For the analysis, the authors looked at 26 population studies. Nineteen of the studies were case-control, where participants with and without colorectal adenomas recalled their past diet; the rest of the studies were prospective, where researchers first asked about the participants’ diet then the people were followed over time to see who developed colorectal adenomas. Continue reading
Evidence is clear that physical activity lowers the risk of getting colorectal cancer. But for those who are diagnosed with this cancer, a new study suggests that survivors who spend more time walking and less time sitting – both before and after diagnosis – may have a longer life.
The study was published in the Journal of Clinical Oncology this week.

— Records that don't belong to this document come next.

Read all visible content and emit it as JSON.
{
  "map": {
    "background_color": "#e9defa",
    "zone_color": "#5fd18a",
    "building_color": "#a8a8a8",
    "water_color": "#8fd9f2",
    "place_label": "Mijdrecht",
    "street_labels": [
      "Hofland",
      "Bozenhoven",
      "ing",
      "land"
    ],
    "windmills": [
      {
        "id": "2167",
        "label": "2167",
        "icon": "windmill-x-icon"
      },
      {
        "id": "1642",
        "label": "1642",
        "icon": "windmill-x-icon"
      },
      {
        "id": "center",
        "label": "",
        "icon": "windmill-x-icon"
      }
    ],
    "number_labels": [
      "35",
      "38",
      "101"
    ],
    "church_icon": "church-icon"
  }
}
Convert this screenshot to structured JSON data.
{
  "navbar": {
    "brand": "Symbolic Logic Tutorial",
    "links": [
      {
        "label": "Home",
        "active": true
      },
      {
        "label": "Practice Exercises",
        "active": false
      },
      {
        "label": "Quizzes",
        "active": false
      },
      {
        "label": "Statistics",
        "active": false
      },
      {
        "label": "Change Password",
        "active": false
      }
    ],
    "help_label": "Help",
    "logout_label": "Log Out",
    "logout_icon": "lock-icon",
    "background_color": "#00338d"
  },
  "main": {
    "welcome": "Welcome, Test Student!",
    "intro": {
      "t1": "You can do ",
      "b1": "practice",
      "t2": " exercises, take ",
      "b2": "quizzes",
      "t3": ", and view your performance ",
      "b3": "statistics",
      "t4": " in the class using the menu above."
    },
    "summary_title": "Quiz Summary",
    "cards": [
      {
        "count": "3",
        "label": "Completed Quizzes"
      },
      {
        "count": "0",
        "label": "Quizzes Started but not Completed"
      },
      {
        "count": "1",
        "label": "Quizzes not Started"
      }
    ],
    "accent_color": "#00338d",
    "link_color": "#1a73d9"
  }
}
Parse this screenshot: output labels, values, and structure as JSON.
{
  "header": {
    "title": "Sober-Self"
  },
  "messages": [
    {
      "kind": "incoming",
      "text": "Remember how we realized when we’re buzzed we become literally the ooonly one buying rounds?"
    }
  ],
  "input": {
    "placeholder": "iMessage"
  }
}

Study researchers used data from participants who were part of a large cancer prevention study that started in 1992. Fifteen years later, almost 2,300 of the participants were diagnosed with colorectal cancer. When they entered the study and after the cancer diagnosis, participants filled out questionnaires about how active they were and how much time they spent sitting per week. Continue reading
The links between diet and cancer strengthen yearly, but it can be difficult to conceptualize what are hot research subtopics. One method is to compare raw publication counts per year as they are listed in the PubMed database. To do this, I used Google Spreadsheets to query each of the terms in the table below. The terms were adapted from AICR/World Cancer Research Fund’s document “Summary: Food, Nutrition, Physical Activity, and the Prevention of Cancer: a Global Perspective” (p. 8-9). The resulting counts reflect matches containing the term and “cancer” in titles or abstracts of listings in PubMed.
The cells utilize the same color coding system as AICR/WCRF: the coloring reflects the strongest confidence for an association between the term and a decreased or increased risk for at least one cancer type. Terms with a yellow background were not in the document list and added by me.
The spreadsheet auto-updates daily, and values may slightly change if new publications/journals are indexed. Continue reading